Win the Bed Bug Battle Naturally
“Sleep tight, don’t let the bed bugs bite!” This phrase may bring back fond memories for some, but for thousands of people across the United States and elsewhere, it has become nothing less than a nightmarish reality.
Bed Bug History
Bed bugs have been wreaking havoc for thousands of years. They were mentioned in Greece as early as 400 B.C. and were brought to the Western Countries by the European Settlers. Upon the invention of DDT, a powerful and extremely toxic pesticide, they were almost completely eliminated in the West. In the 1990’s, following the ban of DDT, bed bugs made a comeback in cities like New York and San Francisco.
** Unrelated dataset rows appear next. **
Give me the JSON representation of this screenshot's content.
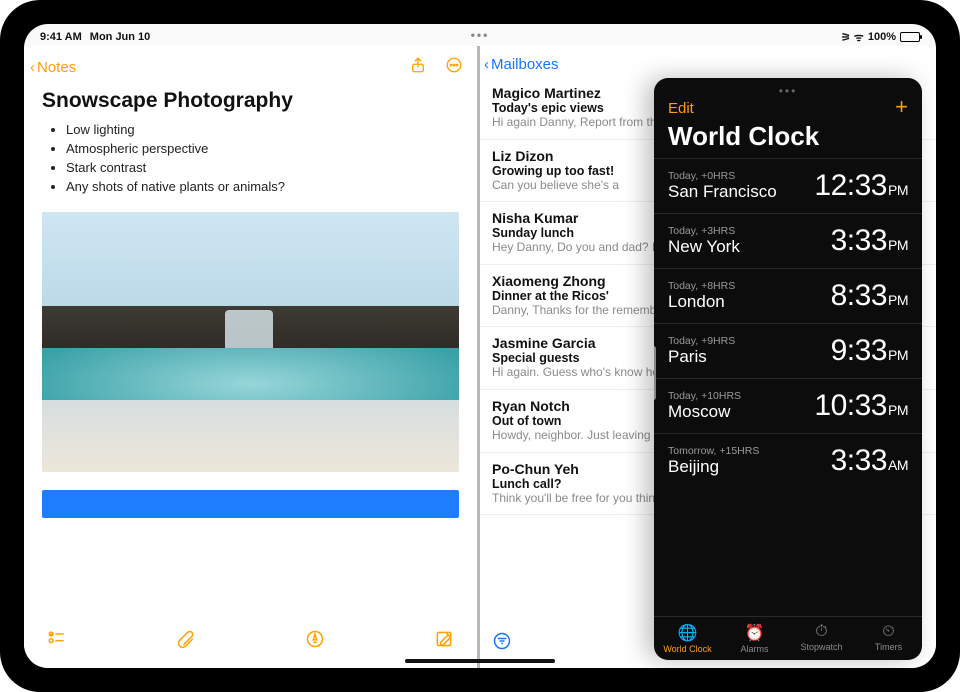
{
  "status": {
    "time": "9:41 AM",
    "date": "Mon Jun 10",
    "battery": "100%"
  },
  "notes": {
    "back": "Notes",
    "title": "Snowscape Photography",
    "bullets": [
      "Low lighting",
      "Atmospheric perspective",
      "Stark contrast",
      "Any shots of native plants or animals?"
    ]
  },
  "mail": {
    "back": "Mailboxes",
    "items": [
      {
        "from": "Magico Martinez",
        "subject": "Today's epic views",
        "preview": "Hi again Danny, Report from the field: Wide open skies, a ger"
      },
      {
        "from": "Liz Dizon",
        "subject": "Growing up too fast!",
        "preview": "Can you believe she's a"
      },
      {
        "from": "Nisha Kumar",
        "subject": "Sunday lunch",
        "preview": "Hey Danny, Do you and dad? If you two join, th"
      },
      {
        "from": "Xiaomeng Zhong",
        "subject": "Dinner at the Ricos'",
        "preview": "Danny, Thanks for the remembered to take or"
      },
      {
        "from": "Jasmine Garcia",
        "subject": "Special guests",
        "preview": "Hi again. Guess who's know how to make me"
      },
      {
        "from": "Ryan Notch",
        "subject": "Out of town",
        "preview": "Howdy, neighbor. Just leaving Tuesday and wi"
      },
      {
        "from": "Po-Chun Yeh",
        "subject": "Lunch call?",
        "preview": "Think you'll be free for you think might work a"
      }
    ]
  },
  "clock": {
    "edit": "Edit",
    "title": "World Clock",
    "cities": [
      {
        "meta": "Today, +0HRS",
        "name": "San Francisco",
        "time": "12:33",
        "ampm": "PM"
      },
      {
        "meta": "Today, +3HRS",
        "name": "New York",
        "time": "3:33",
        "ampm": "PM"
      },
      {
        "meta": "Today, +8HRS",
        "name": "London",
        "time": "8:33",
        "ampm": "PM"
      },
      {
        "meta": "Today, +9HRS",
        "name": "Paris",
        "time": "9:33",
        "ampm": "PM"
      },
      {
        "meta": "Today, +10HRS",
        "name": "Moscow",
        "time": "10:33",
        "ampm": "PM"
      },
      {
        "meta": "Tomorrow, +15HRS",
        "name": "Beijing",
        "time": "3:33",
        "ampm": "AM"
      }
    ],
    "tabs": [
      {
        "icon": "🌐",
        "label": "World Clock"
      },
      {
        "icon": "⏰",
        "label": "Alarms"
      },
      {
        "icon": "⏱",
        "label": "Stopwatch"
      },
      {
        "icon": "⏲",
        "label": "Timers"
      }
    ]
  }
}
They have since made their way across the U.S.A. and have invaded dormitories, hotels, apartments, and even the personal homes of unsuspecting families.
Bed Bugs vs. Dust Mites
First of all, please don’t confuse bed bugs with dust mites. They are two very different organisms. Dust mites are microscopic and feed on human skin cells. Bed bugs on the other hand can grow up to a quarter of an inch in size and are parasitic creatures. They feed off the blood of warm-blooded animals or humans. They can cause a whole host of allergic reactions in those who sleep in their presence. Bed bugs have also been known to carry pathogens for several diseases such as anthrax, plague, yellow fever, and typhus. However, there is no conclusive scientific proof linking bed begs to the spread of these diseases.
Bed Bug Identification
- Adults are broad, oval, with a wingless flat body and are about 4-5 mm long and 3 mm wide.
- They range in color from brown to reddish brown (after a meal of blood)
- They give off a distinct, disagreeable, sweet odor when crushed.
- The nymphs appear translucent or pale in color before a feeding and resemble adults, but are much smaller.
- They shed their skins leaving behind a light brown shell.
Checking your Home for Bed Bugs
Most people don’t realize they have a problem unless they are noticing the itchy bites on their skin. Bed bugs are very small and are very good at hiding in cracks and crevices. They also do not like light, so they will rarely be out where you can see them.
How to spot check your bed
- Peel back the sheets
- Run your fingers along the upper and lower seams of the mattress
- Look around the mattress tags
- Check behind your headboard and under your bedside tables.
What to look for
- Black poppy seed sized spots (hatchlings)
- Translucent bug skins (moltings)
- Adult Bed Bugs Bed
- Bug fecal matter
Bed bug fecal matter is dark brown to black and it sticks to the surface. If it falls off easily it is something else. You can also use a moist towel and if it smears, it is most likely fecal matter. When traveling check your hotel beds as well. Be sure to use the suitcase stands, which keep your clothes from coming into contact with possible pests.
How to Eliminate Bed Bugs
If you find any signs of bed bugs, you unfortunately have very few options. Bed bugs are some of the most resilient creatures on the planet and are terribly hard to get rid of. Hatchlings can go weeks without eating and the adults can live up to a year with out a meal! I would recommend spending the money to have a professional come in and take care of the problem. To date there is no natural remedy that will kill bed bugs other than extreme heat and extreme cold. Find a professional who uses steam heat and not pesticides to kill the bed bugs. Pesticides are chemicals and they are toxic carcinogens that you don’t want in your home. Pesticides have been linked to a whole host of illnesses, including Cancer and Parkinson’s disease.
Bed Bug Prevention is Key
Truly, the best way to treat bed bugs is prevention. Thankfully, there are several natural remedy options in the prevention of bed bugs.